### Work request
Only a number is expected: how many lines in the entries that follow contain the word "Position"?

[Web page and app entries]
● ● ● ● ●
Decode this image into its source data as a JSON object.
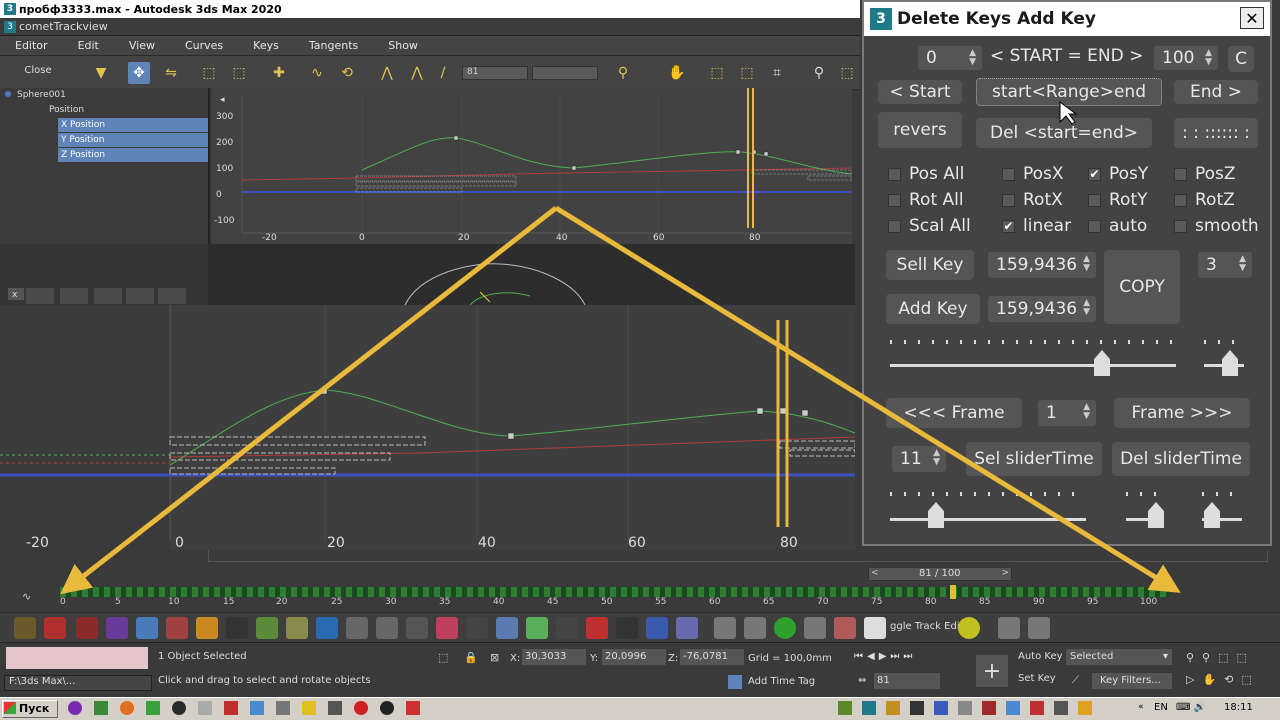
{
  "window": {
    "app_title": "пробф3333.max - Autodesk 3ds Max 2020",
    "trackview_title": "cometTrackview"
  },
  "menu": [
    "Editor",
    "Edit",
    "View",
    "Curves",
    "Keys",
    "Tangents",
    "Show"
  ],
  "toolbar": {
    "close_label": "Close",
    "frame_field": "81"
  },
  "tree": {
    "items": [
      {
        "label": "Sphere001",
        "selected": false
      },
      {
        "label": "Position",
        "selected": false
      },
      {
        "label": "X Position",
        "selected": true
      },
      {
        "label": "Y Position",
        "selected": true
      },
      {
        "label": "Z Position",
        "selected": true
      }
    ]
  },
  "curve_top": {
    "y_ticks": [
      "300",
      "200",
      "100",
      "0",
      "-100"
    ],
    "x_ticks": [
      "-20",
      "0",
      "20",
      "40",
      "60",
      "80"
    ]
  },
  "curve_bottom": {
    "x_ticks": [
      "-20",
      "0",
      "20",
      "40",
      "60",
      "80"
    ]
  },
  "mid_view": {
    "close_x": "x"
  },
  "timeline": {
    "slider_label": "81 / 100",
    "ticks": [
      "0",
      "5",
      "10",
      "15",
      "20",
      "25",
      "30",
      "35",
      "40",
      "45",
      "50",
      "55",
      "60",
      "65",
      "70",
      "75",
      "80",
      "85",
      "90",
      "95",
      "100"
    ]
  },
  "status": {
    "selection": "1 Object Selected",
    "prompt": "Click and drag to select and rotate objects",
    "x_label": "X:",
    "x_value": "30,3033",
    "y_label": "Y:",
    "y_value": "20,0996",
    "z_label": "Z:",
    "z_value": "-76,0781",
    "grid": "Grid = 100,0mm",
    "add_time_tag": "Add Time Tag",
    "auto_key": "Auto Key",
    "set_key": "Set Key",
    "selected_dropdown": "Selected",
    "key_filters": "Key Filters...",
    "current_frame": "81",
    "path_field": "F:\\3ds Max\\...",
    "toggle_track": "ggle Track Edi"
  },
  "taskbar": {
    "start": "Пуск",
    "lang": "EN",
    "clock": "18:11"
  },
  "dialog": {
    "title": "Delete Keys Add Key",
    "close": "✕",
    "start_value": "0",
    "start_end_label": "< START = END >",
    "end_value": "100",
    "c_button": "C",
    "btn_start": "< Start",
    "btn_range": "start<Range>end",
    "btn_end": "End >",
    "btn_revers": "revers",
    "btn_del_start_end": "Del <start=end>",
    "btn_dots": ": : :::::: :",
    "checks": [
      {
        "label": "Pos All",
        "checked": false
      },
      {
        "label": "PosX",
        "checked": false
      },
      {
        "label": "PosY",
        "checked": true
      },
      {
        "label": "PosZ",
        "checked": false
      },
      {
        "label": "Rot All",
        "checked": false
      },
      {
        "label": "RotX",
        "checked": false
      },
      {
        "label": "RotY",
        "checked": false
      },
      {
        "label": "RotZ",
        "checked": false
      },
      {
        "label": "Scal All",
        "checked": false
      },
      {
        "label": "linear",
        "checked": true
      },
      {
        "label": "auto",
        "checked": false
      },
      {
        "label": "smooth",
        "checked": false
      }
    ],
    "btn_sel_key": "Sell Key",
    "sel_key_value": "159,9436",
    "btn_add_key": "Add Key",
    "add_key_value": "159,9436",
    "btn_copy": "COPY",
    "copy_count": "3",
    "btn_prev_frame": "<<< Frame",
    "frame_step": "1",
    "btn_next_frame": "Frame >>>",
    "slider_time_value": "11",
    "btn_sel_slider_time": "Sel sliderTime",
    "btn_del_slider_time": "Del sliderTime"
  },
  "colors": {
    "accent_yellow": "#e8b93a",
    "curve_green": "#4caf50",
    "curve_red": "#b33a3a",
    "curve_blue": "#3a4fc0",
    "selection_blue": "#5e84b8"
  }
}
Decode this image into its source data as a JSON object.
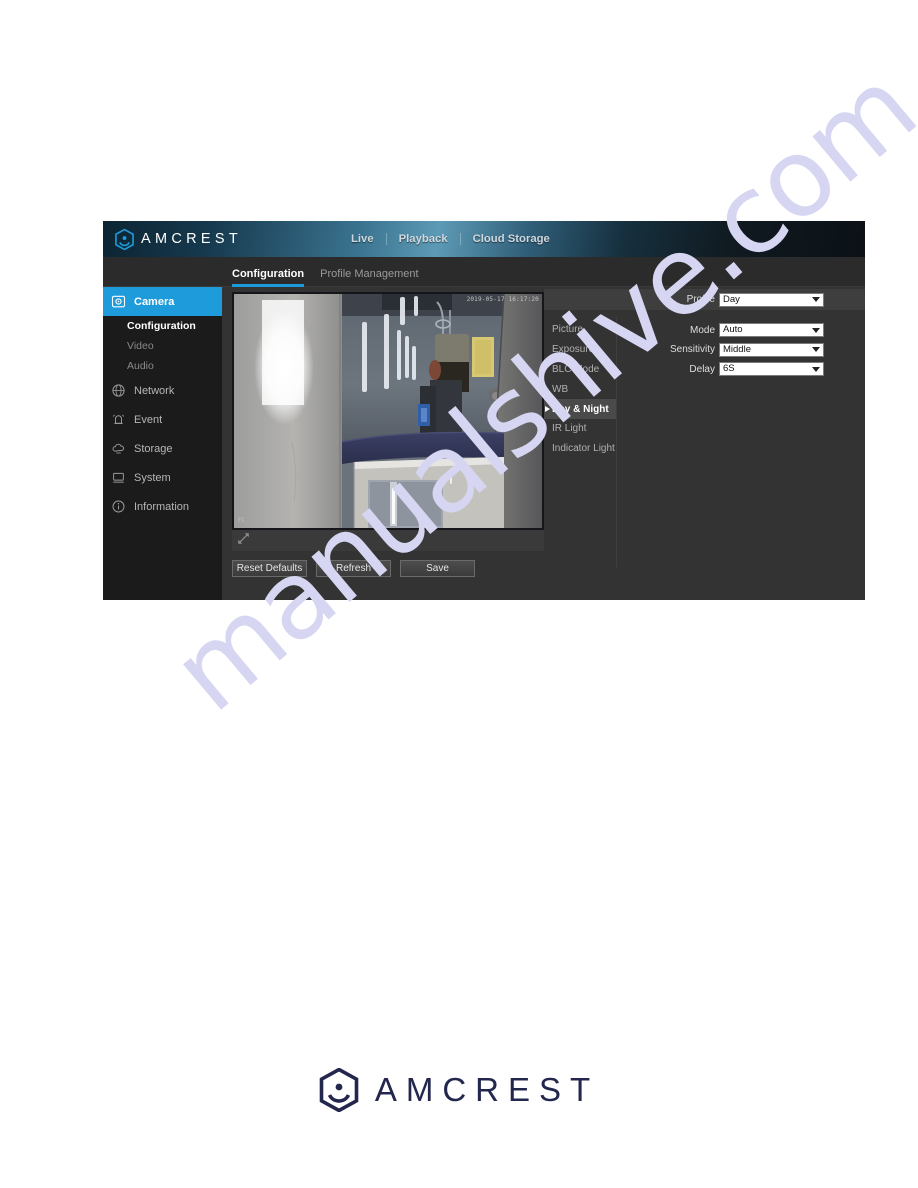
{
  "page": {
    "watermark_text": "manualshive.com",
    "watermark_color": "#d6d6f2"
  },
  "header": {
    "brand_name": "AMCREST",
    "brand_icon": "amcrest-hex-logo-icon",
    "nav": [
      {
        "label": "Live"
      },
      {
        "label": "Playback"
      },
      {
        "label": "Cloud Storage"
      }
    ]
  },
  "tabs": [
    {
      "label": "Configuration",
      "active": true
    },
    {
      "label": "Profile Management",
      "active": false
    }
  ],
  "sidebar": {
    "items": [
      {
        "label": "Camera",
        "icon": "camera-icon",
        "active": true
      },
      {
        "label": "Configuration",
        "icon": "",
        "sub": true,
        "active": true
      },
      {
        "label": "Video",
        "icon": "",
        "sub": true,
        "active": false
      },
      {
        "label": "Audio",
        "icon": "",
        "sub": true,
        "active": false
      },
      {
        "label": "Network",
        "icon": "network-globe-icon",
        "active": false
      },
      {
        "label": "Event",
        "icon": "alarm-bell-icon",
        "active": false
      },
      {
        "label": "Storage",
        "icon": "cloud-storage-icon",
        "active": false
      },
      {
        "label": "System",
        "icon": "monitor-icon",
        "active": false
      },
      {
        "label": "Information",
        "icon": "info-circle-icon",
        "active": false
      }
    ]
  },
  "video": {
    "timestamp_overlay": "2019-05-17 16:17:20",
    "corner_label": "FC",
    "fullscreen_icon": "fullscreen-expand-icon"
  },
  "subtabs": [
    {
      "label": "Picture",
      "active": false
    },
    {
      "label": "Exposure",
      "active": false
    },
    {
      "label": "BLC Mode",
      "active": false
    },
    {
      "label": "WB",
      "active": false
    },
    {
      "label": "Day & Night",
      "active": true
    },
    {
      "label": "IR Light",
      "active": false
    },
    {
      "label": "Indicator Light",
      "active": false
    }
  ],
  "form": {
    "profile": {
      "label": "Profile",
      "value": "Day"
    },
    "fields": [
      {
        "label": "Mode",
        "value": "Auto"
      },
      {
        "label": "Sensitivity",
        "value": "Middle"
      },
      {
        "label": "Delay",
        "value": "6S"
      }
    ]
  },
  "buttons": [
    {
      "label": "Reset Defaults"
    },
    {
      "label": "Refresh"
    },
    {
      "label": "Save"
    }
  ],
  "footer": {
    "brand_name": "AMCREST",
    "brand_icon": "amcrest-hex-logo-icon",
    "brand_color": "#23274d"
  },
  "colors": {
    "accent_blue": "#1d9bdb",
    "panel_bg": "#333333",
    "sidebar_bg": "#1b1b1b"
  }
}
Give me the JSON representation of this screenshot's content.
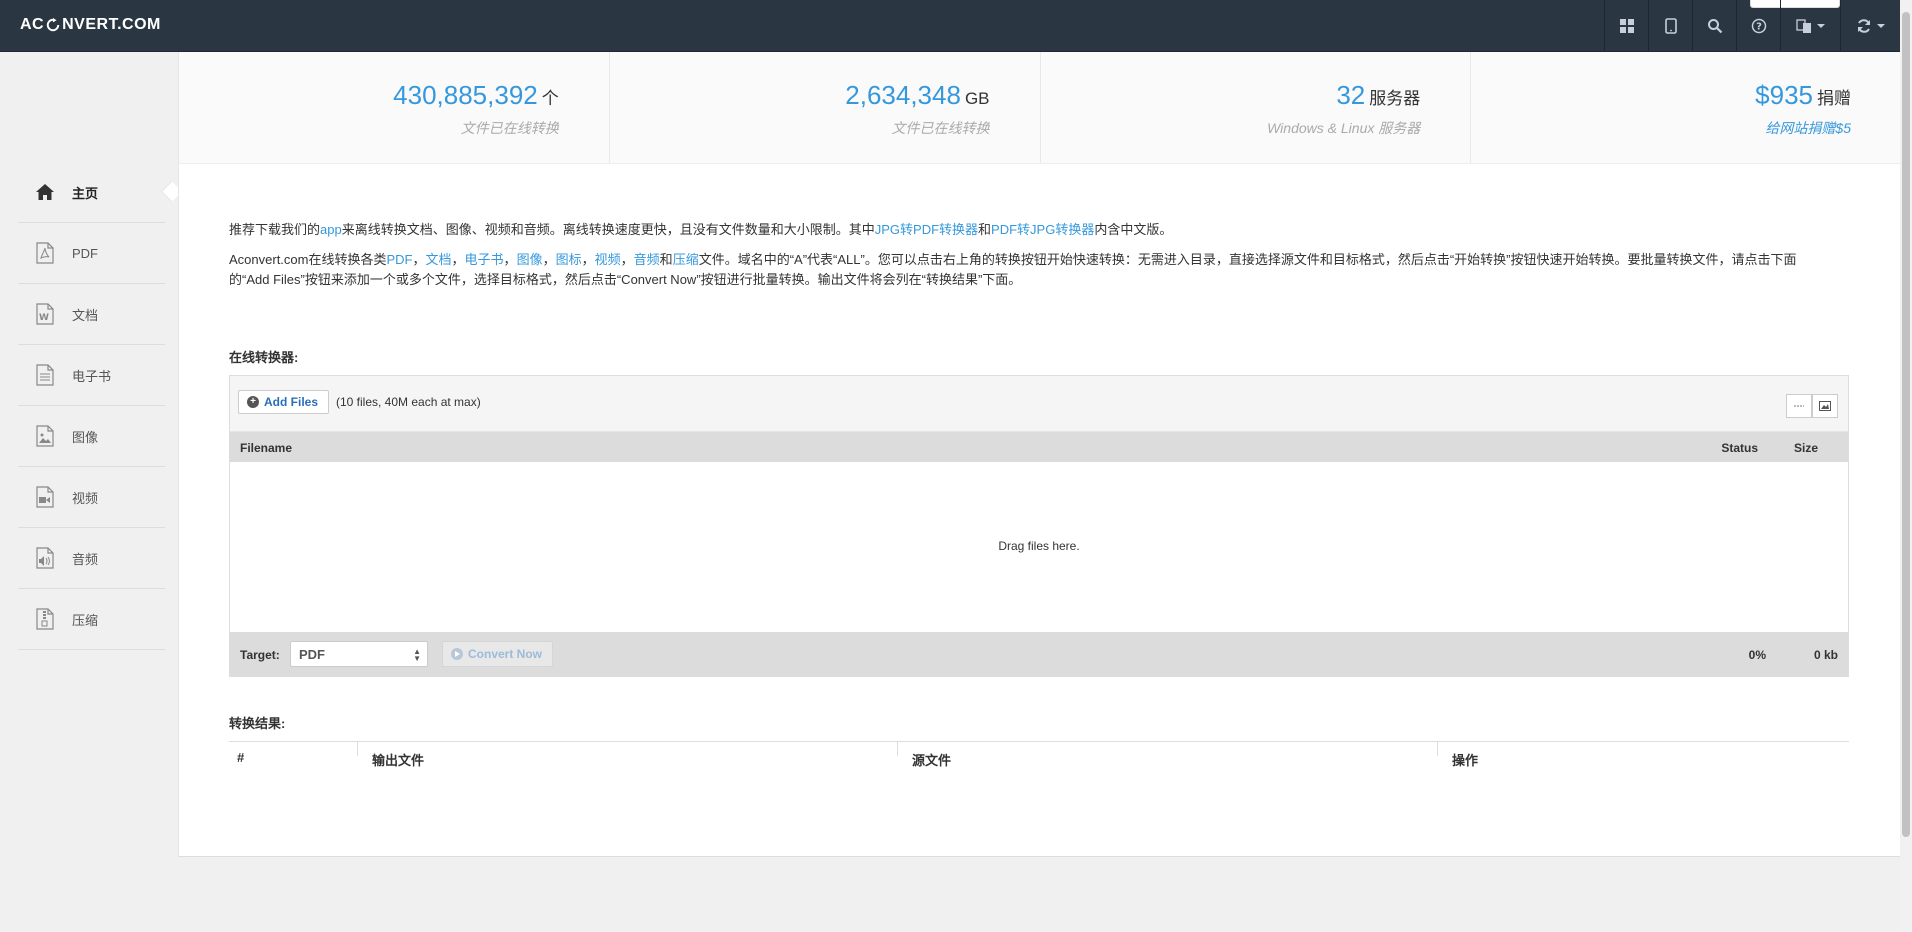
{
  "navbar": {
    "logo_left": "AC",
    "logo_right": "NVERT.COM",
    "icons": [
      "apps-grid-icon",
      "tablet-icon",
      "search-icon",
      "help-icon",
      "language-icon",
      "refresh-icon"
    ]
  },
  "sidebar": {
    "items": [
      {
        "label": "主页",
        "icon": "home-icon",
        "active": true
      },
      {
        "label": "PDF",
        "icon": "pdf-file-icon"
      },
      {
        "label": "文档",
        "icon": "word-file-icon"
      },
      {
        "label": "电子书",
        "icon": "ebook-file-icon"
      },
      {
        "label": "图像",
        "icon": "image-file-icon"
      },
      {
        "label": "视频",
        "icon": "video-file-icon"
      },
      {
        "label": "音频",
        "icon": "audio-file-icon"
      },
      {
        "label": "压缩",
        "icon": "archive-file-icon"
      }
    ]
  },
  "stats": [
    {
      "number": "430,885,392",
      "unit": "个",
      "desc": "文件已在线转换"
    },
    {
      "number": "2,634,348",
      "unit": "GB",
      "desc": "文件已在线转换"
    },
    {
      "number": "32",
      "unit": "服务器",
      "desc": "Windows & Linux 服务器"
    },
    {
      "number": "$935",
      "unit": "捐赠",
      "desc": "给网站捐赠$5"
    }
  ],
  "intro": {
    "p1": {
      "t1": "推荐下载我们的",
      "link_app": "app",
      "t2": "来离线转换文档、图像、视频和音频。离线转换速度更快，且没有文件数量和大小限制。其中",
      "link_jpg2pdf": "JPG转PDF转换器",
      "t3": "和",
      "link_pdf2jpg": "PDF转JPG转换器",
      "t4": "内含中文版。"
    },
    "p2": {
      "t1": "Aconvert.com在线转换各类",
      "links": [
        "PDF",
        "文档",
        "电子书",
        "图像",
        "图标",
        "视频",
        "音频"
      ],
      "sep": "，",
      "and": "和",
      "link_last": "压缩",
      "t2": "文件。域名中的“A”代表“ALL”。您可以点击右上角的转换按钮开始快速转换：无需进入目录，直接选择源文件和目标格式，然后点击“开始转换”按钮快速开始转换。要批量转换文件，请点击下面的“Add Files”按钮来添加一个或多个文件，选择目标格式，然后点击“Convert Now”按钮进行批量转换。输出文件将会列在“转换结果”下面。"
    }
  },
  "converter": {
    "title": "在线转换器:",
    "add_files": "Add Files",
    "limit": "(10 files, 40M each at max)",
    "col_filename": "Filename",
    "col_status": "Status",
    "col_size": "Size",
    "drop_text": "Drag files here.",
    "target_label": "Target:",
    "target_value": "PDF",
    "convert_now": "Convert Now",
    "percent": "0%",
    "total_size": "0 kb"
  },
  "results": {
    "title": "转换结果:",
    "columns": [
      "#",
      "输出文件",
      "源文件",
      "操作"
    ]
  }
}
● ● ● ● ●
### Result for this task
4